-Artists copyright 2017-
Effective from 1st September 2017
The exclusive rights of the copyright owner are not unlimited. The copyright law establishes some limitations on these rights. One of the most important limitations on the exclusive rights is the doctrine of “Fair Use.” The “Fair Use” doctrine allows limited copying of copyrighted works for educational and research purposes. The copyright law provides that reproduction “for purposes such as criticism, news reporting, teaching (including multiple copies for classroom use), scholarship, or research” is not an infringement of copyright. The law lists the following factors, which courts must consider together in determining whether a particular use of a copyrighted work is a permitted “Fair Use,” or is instead an infringement of the copyright:
- the purpose and character of the use, including whether such use is of a commercial nature or is for non-profit or educational purposes: the non-commercial or educational use is more likely to be a fair use;
- the nature of the copyrighted work: the more factual and less creative the work, the more likely it will be fair use;
- the amount and substantiality of the portion used in relation to the copyrighted work as a whole: the more taken the less likely to be fair use; and
- the effect of the use upon the potential market for or value of the copyrighted work: in other words, is the use taking away from the copyright owner money that the she might have been making from the work.
When Do I Need Permission to Copy?
Unless you are absolutely sure, relying on the doctrine of “Fair Use” to avoid seeking Permission to copy a work can become risky. Despite what you may have heard, there are no set rules about what kind of use is “fair” and what is “infringing.” For example, using less than a certain number of words from an author’s work does not automatically constitute fair use. Courts apply the four factors on a case-by-case basis, and one court’s interpretation of the factors could easily differ from another’s. Thus, it is often impossible to predict whether or not a court would find any given unauthorized use to be “fair.” The best course of action is simply to seek permission for all copied material you intend to use.
To obtain permission, you must determine; who is the copyright owner of the material you intend to use, contact the owner, and obtain permission to use the work in the territory and format you intend, and — in some cases — pay the owner a fee.
If the use is not commercial — meaning no one is trying to make money from it (such as a not-for-profit organisation), then you may be able to get the rights for free. The publisher or distributor should be able to provide you with ownership information or even obtain and provide the permission.
Online digital media sources such as FLICKR often provide the rights to the creators work on the media’s page. Providing you provide source, and it states not for commercial use, you are generally good to go. Just remember to include the author’s name in the caption area to attribute the rights.
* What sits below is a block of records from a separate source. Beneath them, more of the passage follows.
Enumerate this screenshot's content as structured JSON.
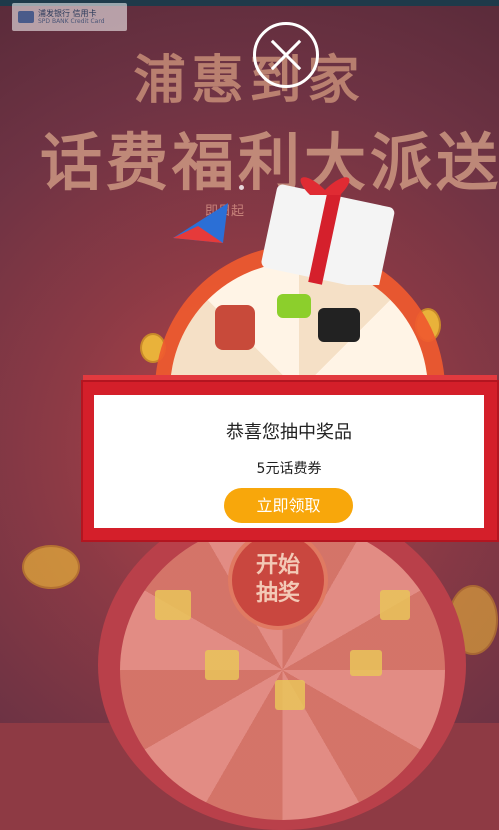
{
  "bank": {
    "name_cn": "浦发银行",
    "name_en": "SPD BANK",
    "card_cn": "信用卡",
    "card_en": "Credit Card"
  },
  "campaign": {
    "title_line1": "浦惠到家",
    "title_line2": "话费福利大派送",
    "subtitle": "即日起"
  },
  "wheel": {
    "start_label_line1": "开始",
    "start_label_line2": "抽奖"
  },
  "modal": {
    "title": "恭喜您抽中奖品",
    "prize": "5元话费券",
    "claim_button": "立即领取"
  },
  "colors": {
    "modal_frame": "#d41f2a",
    "claim_button": "#f8a70b",
    "wheel_rim": "#ef5a2f"
  },
  "icons": {
    "close": "close-icon",
    "gift": "gift-box-icon",
    "coin": "gold-coin-icon",
    "iqiyi": "iqiyi-icon",
    "movie": "movie-clapper-icon",
    "food": "food-cup-icon"
  }
}
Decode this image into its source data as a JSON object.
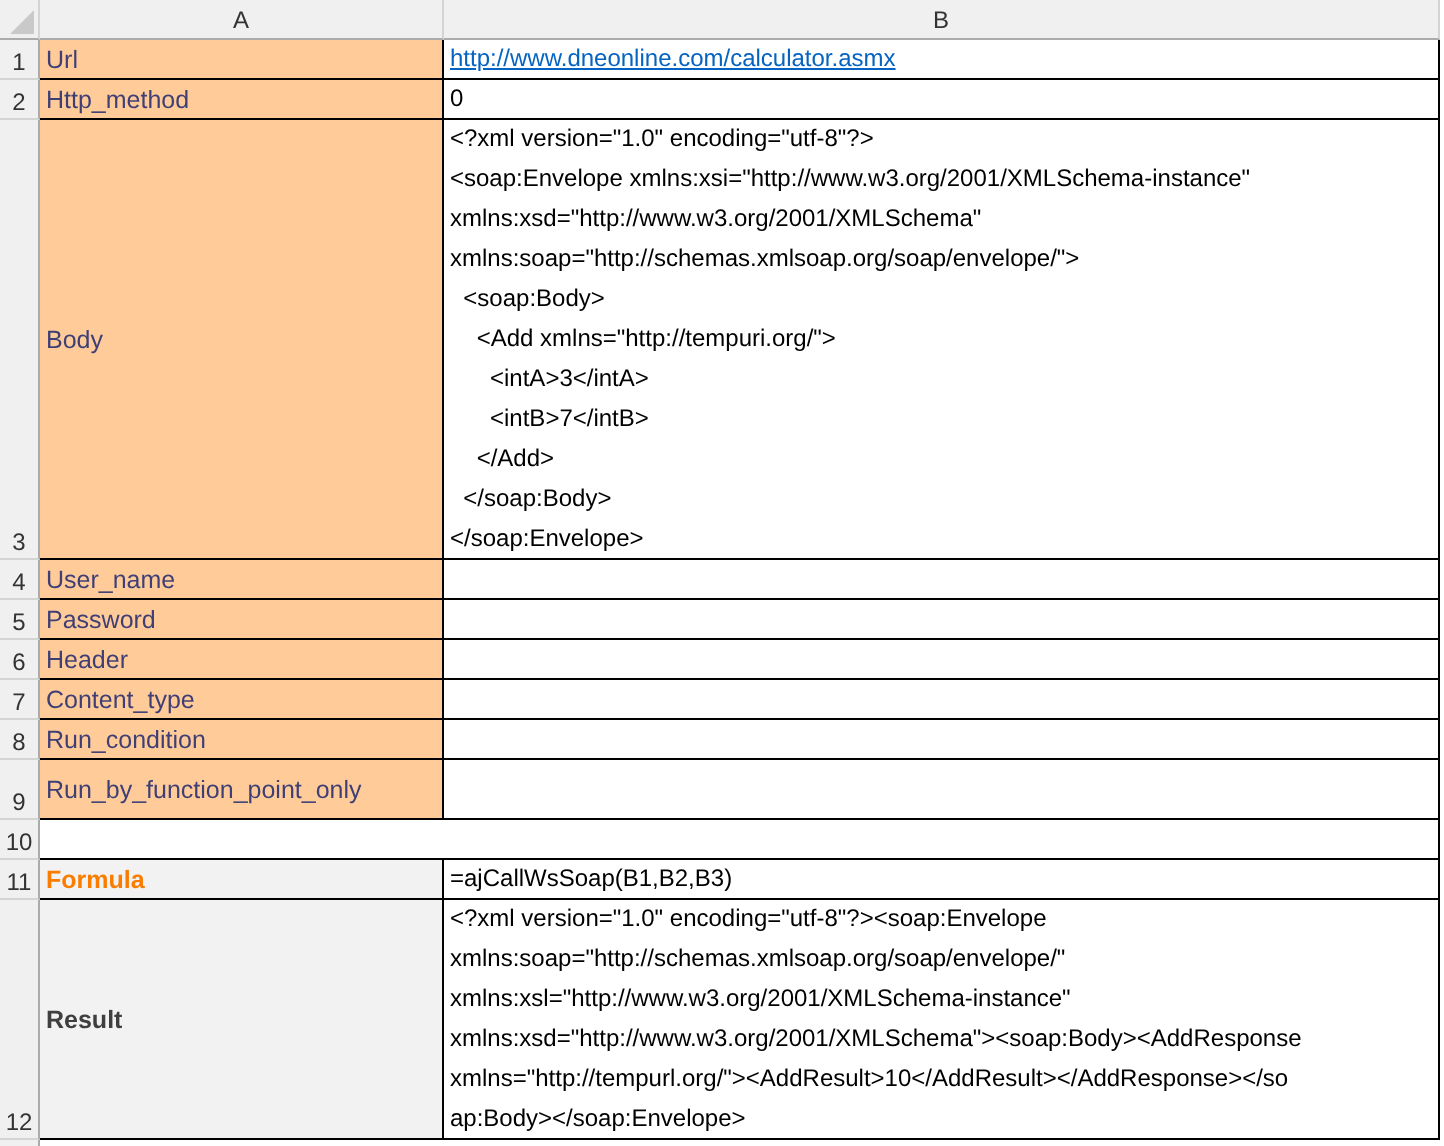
{
  "column_headers": [
    "A",
    "B"
  ],
  "rows": [
    {
      "number": "1",
      "kind": "input",
      "label": "Url",
      "value": "http://www.dneonline.com/calculator.asmx",
      "link": true
    },
    {
      "number": "2",
      "kind": "input",
      "label": "Http_method",
      "value": "0"
    },
    {
      "number": "3",
      "kind": "input",
      "label": "Body",
      "value": "<?xml version=\"1.0\" encoding=\"utf-8\"?>\n<soap:Envelope xmlns:xsi=\"http://www.w3.org/2001/XMLSchema-instance\"\nxmlns:xsd=\"http://www.w3.org/2001/XMLSchema\"\nxmlns:soap=\"http://schemas.xmlsoap.org/soap/envelope/\">\n  <soap:Body>\n    <Add xmlns=\"http://tempuri.org/\">\n      <intA>3</intA>\n      <intB>7</intB>\n    </Add>\n  </soap:Body>\n</soap:Envelope>"
    },
    {
      "number": "4",
      "kind": "input",
      "label": "User_name"
    },
    {
      "number": "5",
      "kind": "input",
      "label": "Password"
    },
    {
      "number": "6",
      "kind": "input",
      "label": "Header"
    },
    {
      "number": "7",
      "kind": "input",
      "label": "Content_type"
    },
    {
      "number": "8",
      "kind": "input",
      "label": "Run_condition"
    },
    {
      "number": "9",
      "kind": "input",
      "label": "Run_by_function_point_only"
    },
    {
      "number": "10",
      "kind": "spacer"
    },
    {
      "number": "11",
      "kind": "formula",
      "label": "Formula",
      "value": "=ajCallWsSoap(B1,B2,B3)"
    },
    {
      "number": "12",
      "kind": "result",
      "label": "Result",
      "value": "<?xml version=\"1.0\" encoding=\"utf-8\"?><soap:Envelope\nxmlns:soap=\"http://schemas.xmlsoap.org/soap/envelope/\"\nxmlns:xsl=\"http://www.w3.org/2001/XMLSchema-instance\"\nxmlns:xsd=\"http://www.w3.org/2001/XMLSchema\"><soap:Body><AddResponse\nxmlns=\"http://tempurl.org/\"><AddResult>10</AddResult></AddResponse></so\nap:Body></soap:Envelope>"
    }
  ]
}
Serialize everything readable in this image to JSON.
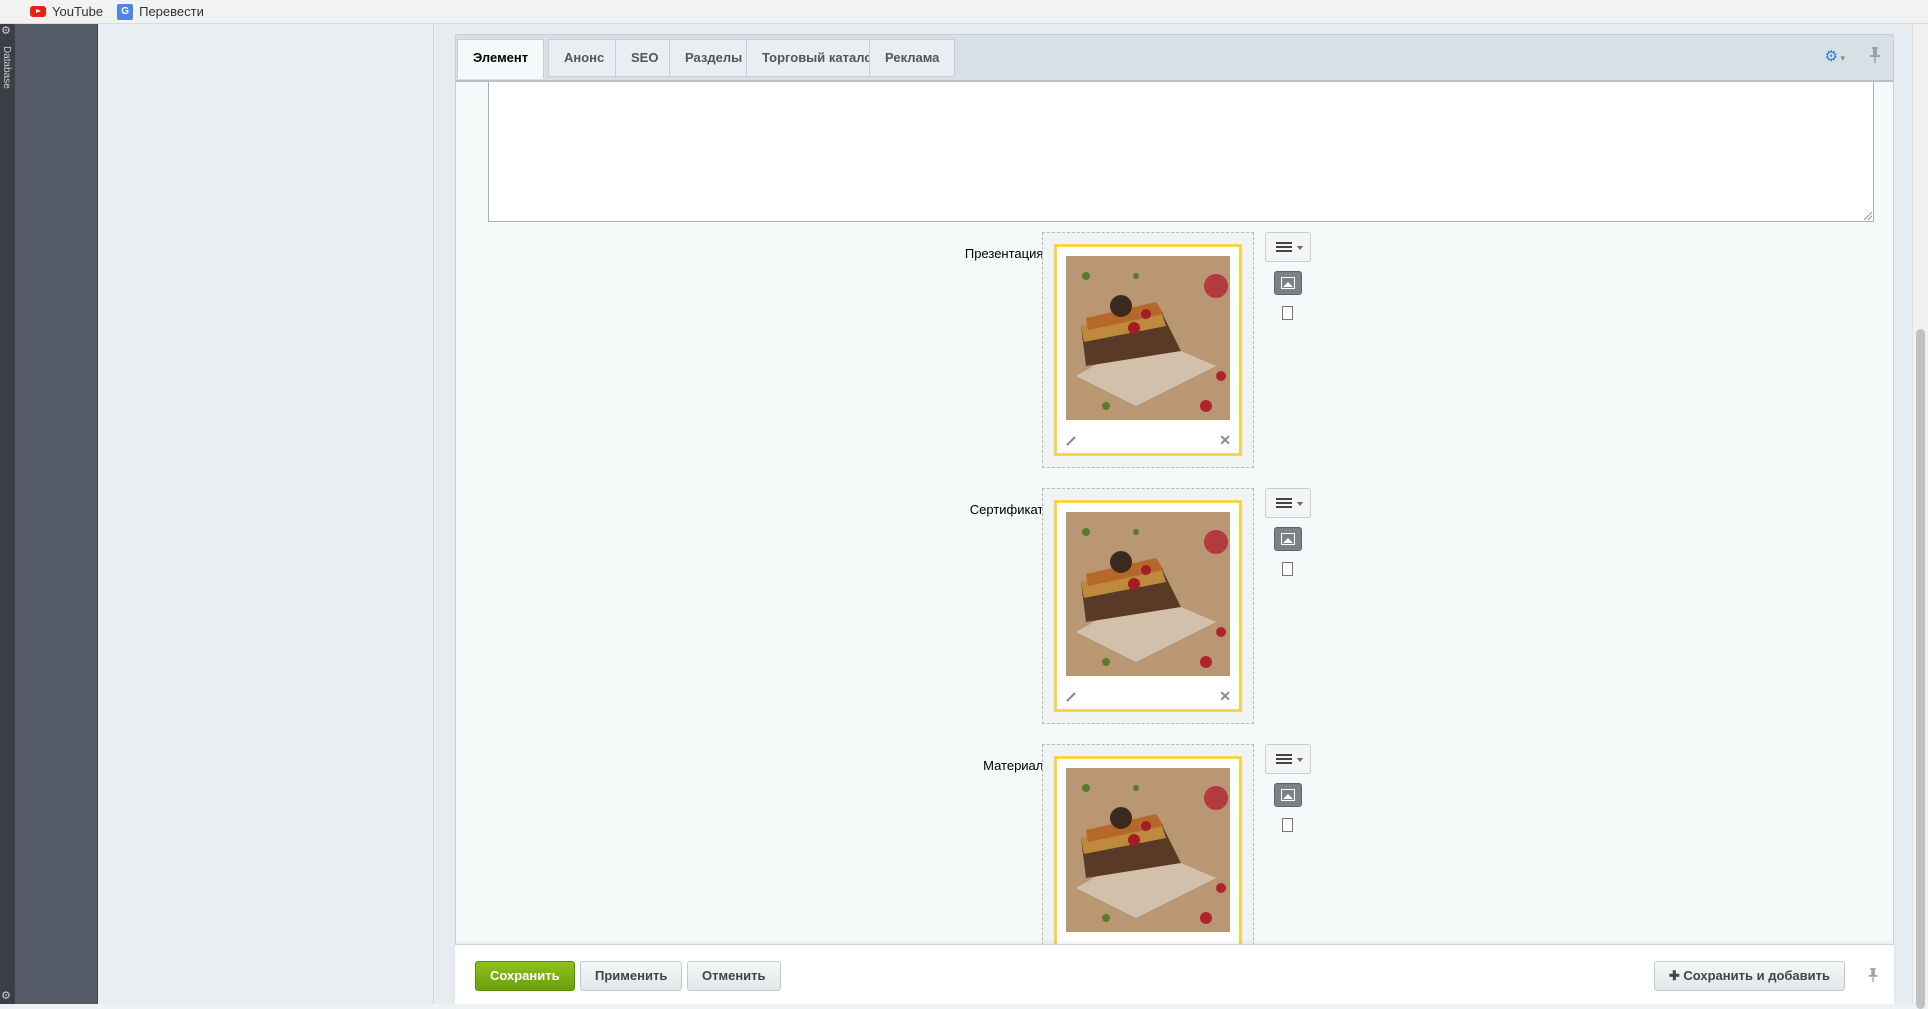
{
  "bookmarks": [
    {
      "label": "YouTube",
      "icon": "youtube-icon"
    },
    {
      "label": "Перевести",
      "icon": "translate-icon"
    }
  ],
  "sidebar_strip": {
    "label": "Database"
  },
  "tabs": [
    {
      "label": "Элемент",
      "active": true
    },
    {
      "label": "Анонс",
      "active": false
    },
    {
      "label": "SEO",
      "active": false
    },
    {
      "label": "Разделы",
      "active": false
    },
    {
      "label": "Торговый каталог",
      "active": false
    },
    {
      "label": "Реклама",
      "active": false
    }
  ],
  "fields": [
    {
      "label": "Презентация:",
      "has_image": true
    },
    {
      "label": "Сертификат:",
      "has_image": true
    },
    {
      "label": "Материал:",
      "has_image": true
    }
  ],
  "actions": {
    "save": "Сохранить",
    "apply": "Применить",
    "cancel": "Отменить",
    "save_add": "Сохранить и добавить"
  },
  "colors": {
    "accent_green": "#7cb30f",
    "image_frame": "#f5d64b",
    "tab_gear": "#2f7dcb"
  }
}
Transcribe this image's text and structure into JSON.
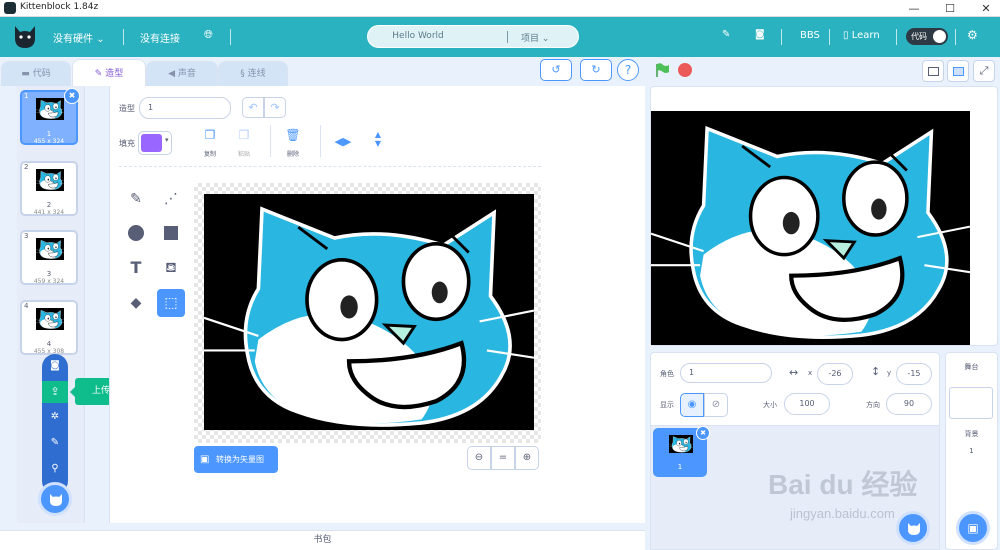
{
  "window": {
    "title": "Kittenblock 1.84z"
  },
  "menu": {
    "hardware": "没有硬件",
    "connect": "没有连接",
    "project_name": "Hello World",
    "project_menu": "项目",
    "bbs": "BBS",
    "learn": "Learn",
    "code_toggle": "代码"
  },
  "tabs": {
    "code": "代码",
    "costume": "造型",
    "sound": "声音",
    "connect": "连线"
  },
  "costumes": [
    {
      "num": "1",
      "name": "1",
      "size": "455 x 324"
    },
    {
      "num": "2",
      "name": "2",
      "size": "441 x 324"
    },
    {
      "num": "3",
      "name": "3",
      "size": "459 x 324"
    },
    {
      "num": "4",
      "name": "4",
      "size": "455 x 308"
    }
  ],
  "upload_tooltip": "上传造型",
  "editor": {
    "costume_label": "造型",
    "costume_value": "1",
    "fill_label": "填充",
    "fill_color": "#9966ff",
    "copy": "复制",
    "paste": "粘贴",
    "delete": "删除",
    "convert_vector": "转换为矢量图",
    "zoom_reset": "="
  },
  "backpack": "书包",
  "sprite_info": {
    "sprite_label": "角色",
    "sprite_name": "1",
    "x_label": "x",
    "x_value": "-26",
    "y_label": "y",
    "y_value": "-15",
    "show_label": "显示",
    "size_label": "大小",
    "size_value": "100",
    "direction_label": "方向",
    "direction_value": "90"
  },
  "sprites": [
    {
      "name": "1"
    }
  ],
  "stage_panel": {
    "title": "舞台",
    "backdrop_label": "背景",
    "backdrop_count": "1"
  },
  "watermark": {
    "brand": "Bai du 经验",
    "url": "jingyan.baidu.com"
  },
  "colors": {
    "header": "#2ab2c0",
    "accent": "#4c97ff",
    "green_flag": "#4cbf56",
    "stop": "#ec5959",
    "cat": "#29b6e0"
  }
}
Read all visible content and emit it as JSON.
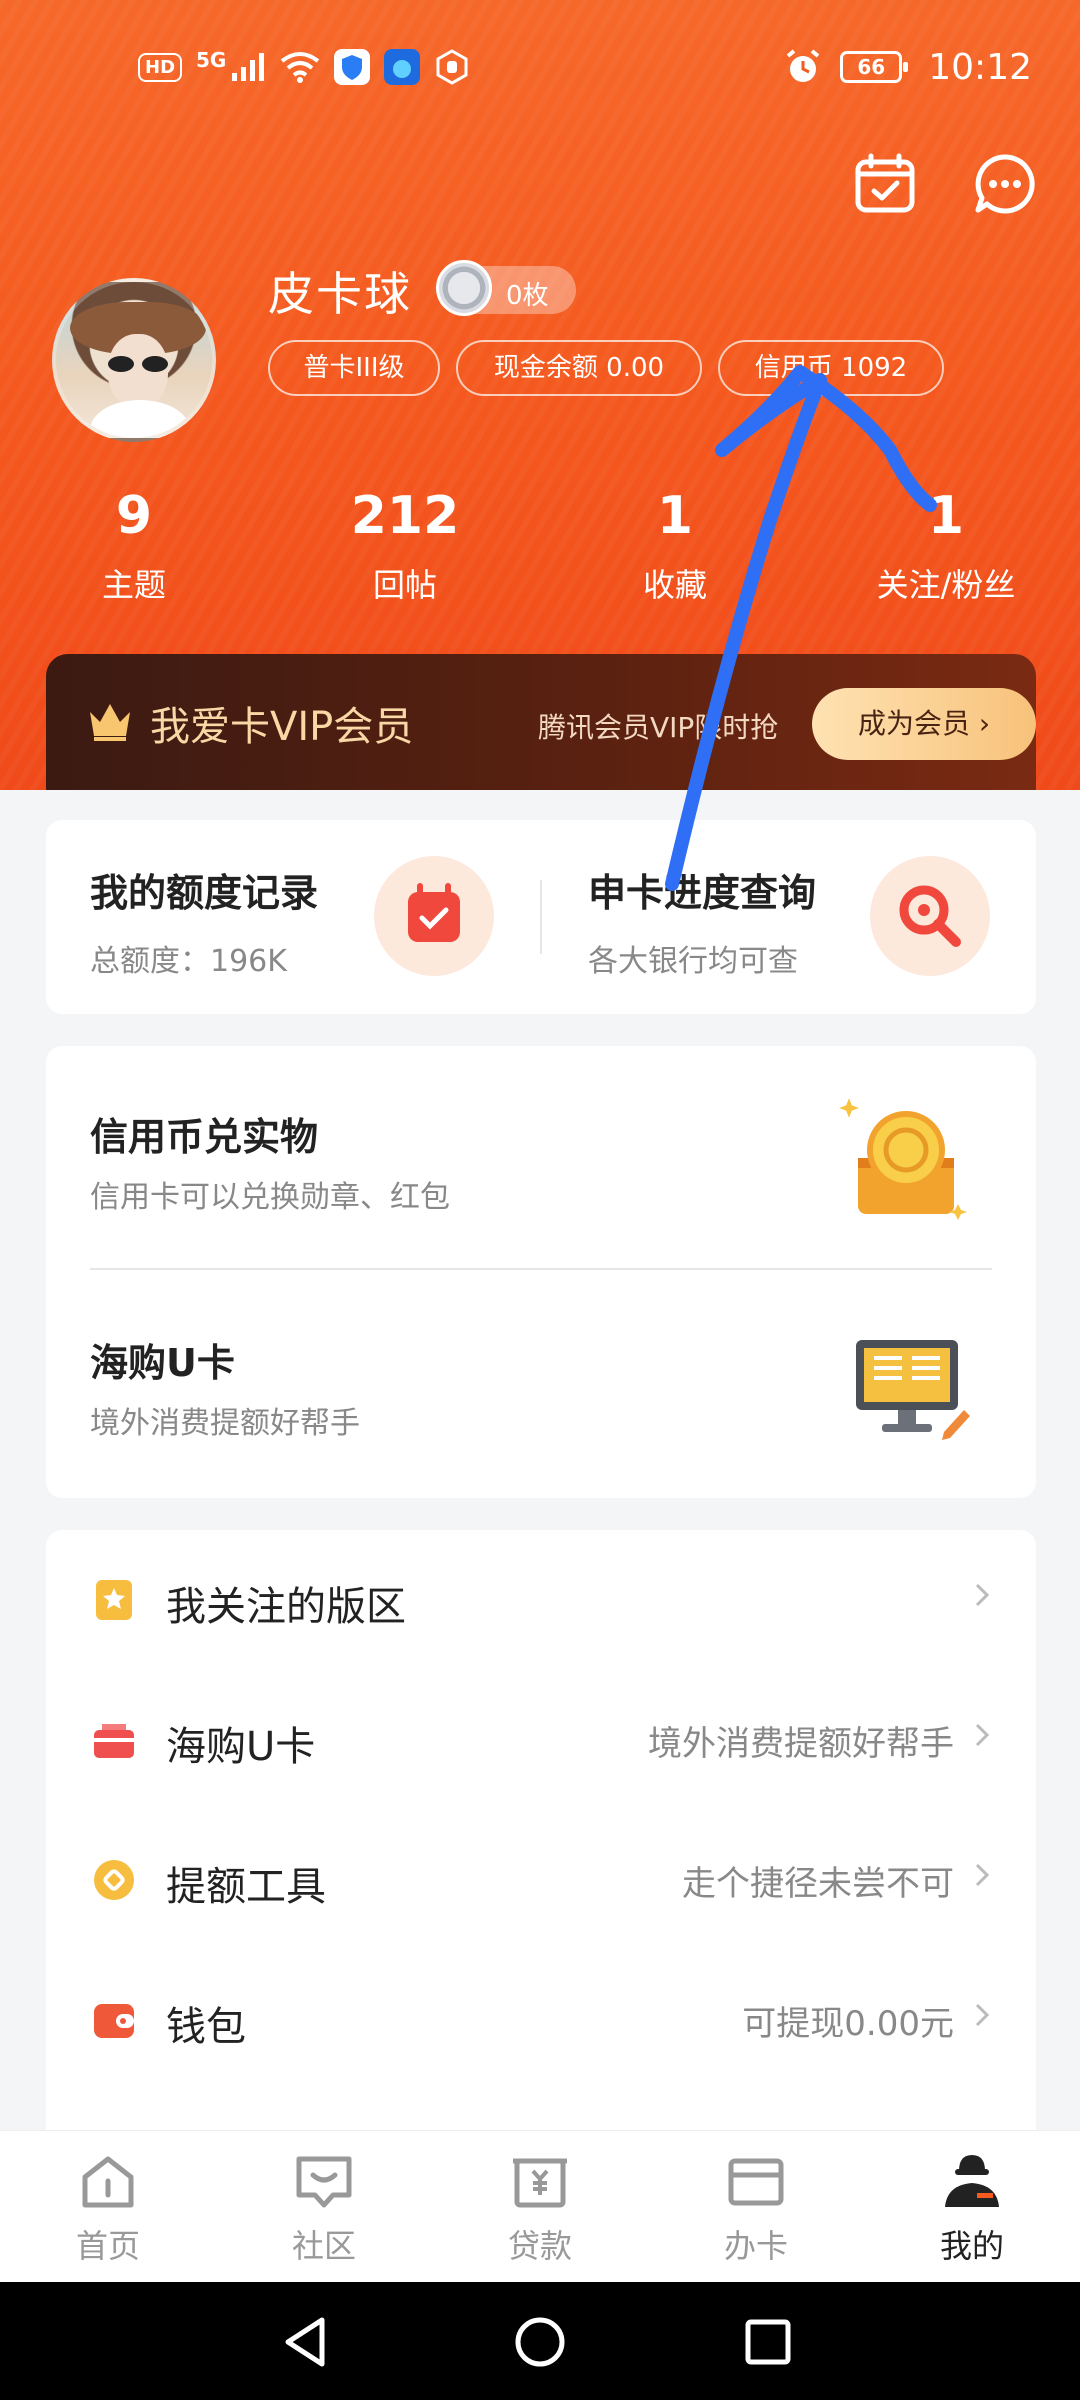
{
  "status_bar": {
    "left_chip": "HD",
    "network": "5G",
    "battery": "66",
    "time": "10:12"
  },
  "profile": {
    "name": "皮卡球",
    "coin_badge": "0枚",
    "tags": [
      "普卡III级",
      "现金余额 0.00",
      "信用币 1092"
    ]
  },
  "stats": [
    {
      "num": "9",
      "label": "主题"
    },
    {
      "num": "212",
      "label": "回帖"
    },
    {
      "num": "1",
      "label": "收藏"
    },
    {
      "num": "1",
      "label": "关注/粉丝"
    }
  ],
  "vip": {
    "title": "我爱卡VIP会员",
    "subtitle": "腾讯会员VIP限时抢",
    "button": "成为会员"
  },
  "quick_cards": [
    {
      "title": "我的额度记录",
      "subtitle": "总额度：196K"
    },
    {
      "title": "申卡进度查询",
      "subtitle": "各大银行均可查"
    }
  ],
  "features": [
    {
      "title": "信用币兑实物",
      "subtitle": "信用卡可以兑换勋章、红包"
    },
    {
      "title": "海购U卡",
      "subtitle": "境外消费提额好帮手"
    }
  ],
  "menu": [
    {
      "label": "我关注的版区",
      "value": ""
    },
    {
      "label": "海购U卡",
      "value": "境外消费提额好帮手"
    },
    {
      "label": "提额工具",
      "value": "走个捷径未尝不可"
    },
    {
      "label": "钱包",
      "value": "可提现0.00元"
    }
  ],
  "tabs": [
    "首页",
    "社区",
    "贷款",
    "办卡",
    "我的"
  ],
  "colors": {
    "header_orange": "#f55a1f",
    "vip_gold": "#f9d8a6",
    "annotation_blue": "#2f6ff5"
  }
}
To contact one of our artists to obtain permissions, please contact the artist directly via their artist page.
For Copyright infringements &/or Copyright notices, please contact our administrator directly via the contact page.